So much for all that talk about Matsuzaka being healthy and in good shape and all of that:
According to translations, the Kyodo News and the Japanese sports web
site Sponichi Annex reported a few days ago that Matsuzaka, who was an
early arrival here, had skipped his throwing session at the end of last
week because of tightness in his back, and his no-show on the field
Tuesday would suggest that the condition had not improved sufficiently
to resume throwing. The Japanese media outlets had reported that the
Red Sox were aware of the condition, though Red Sox general manager
Theo Epstein did not mention it while discussing Matsuzaka with
reporters on Monday.
There was concern among some in Red Sox land that Tim Wakefield would become disgruntled as a result of not having a set spot in the rotation. If this is a harbinger of another injury-filled season for Dice-K, Wakefield may very well be quite gruntled this season.
Thursday is September 1, which means rosters expand. As a result, the Nationals plan to promote pitcher Mat Latos to the major league roster, Ken Rosenthal of FOX Sports reports. Latos had an opt-out clause for Monday, but after discussing the matter with the team, he agreed to stay at Triple-A Syracuse until Thursday.
Latos, 28, put up a 4.62 ERA over 11 starts with the White Sox before being released in mid-June.
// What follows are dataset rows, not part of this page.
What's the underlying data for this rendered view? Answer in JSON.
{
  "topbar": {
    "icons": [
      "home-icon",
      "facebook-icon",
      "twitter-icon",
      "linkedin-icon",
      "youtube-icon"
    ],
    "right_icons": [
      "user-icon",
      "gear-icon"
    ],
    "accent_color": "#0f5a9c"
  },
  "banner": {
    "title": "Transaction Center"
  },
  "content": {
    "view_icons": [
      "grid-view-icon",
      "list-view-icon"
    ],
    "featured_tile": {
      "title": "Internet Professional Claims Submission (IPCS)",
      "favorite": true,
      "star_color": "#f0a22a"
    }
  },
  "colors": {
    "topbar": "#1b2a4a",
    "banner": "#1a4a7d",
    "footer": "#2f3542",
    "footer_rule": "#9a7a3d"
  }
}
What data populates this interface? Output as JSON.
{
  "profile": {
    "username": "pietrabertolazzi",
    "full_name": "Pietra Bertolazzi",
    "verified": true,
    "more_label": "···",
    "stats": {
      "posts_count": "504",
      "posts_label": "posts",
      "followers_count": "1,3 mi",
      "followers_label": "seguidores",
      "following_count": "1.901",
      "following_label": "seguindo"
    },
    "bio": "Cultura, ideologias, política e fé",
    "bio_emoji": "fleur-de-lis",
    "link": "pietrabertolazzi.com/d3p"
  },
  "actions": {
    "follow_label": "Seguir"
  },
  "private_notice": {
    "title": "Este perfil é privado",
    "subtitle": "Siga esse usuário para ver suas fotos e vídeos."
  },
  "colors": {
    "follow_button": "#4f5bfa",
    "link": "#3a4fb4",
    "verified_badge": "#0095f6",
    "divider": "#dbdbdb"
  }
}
Nearly two weeks later, he signed a minor league contract with the Nationals.
In the Nationals’ minor league system, Latos has made three starts for the club’s Gulf Coast League team as well as three for Syracuse. In aggregate, the right-hander has yielded six runs (four earned) on 20 hits and 10 walks with 28 strikeouts in 28 innings.
Latos will likely pitch out of a long relief role for the Nationals and can be used as starting rotation insurance as well.
Mark Buehrle hasn’t officially retired, but he hasn’t thrown a pitch in professional baseball since last October. Still, the Blue Jays wouldn’t mind having some insurance, so manager John Gibbons recently texted Buehrle, “You know, rosters expand in September,” Sportsnet’s Ben Nicholson-Smith reports.
Buehrle’s response? He texted back a picture of a lake. Sounds like he’s not interested in making a return, at least this year.
Last year, at the age of 36, Buehrle went 15-8 with a 3.81 ERA with a 91/33 K/BB ratio in 198 2/3 innings while leading the league with four complete games. He fell 1 1/3 innings shy of a 15th consecutive 200-inning season. There are many worse ways to end a career.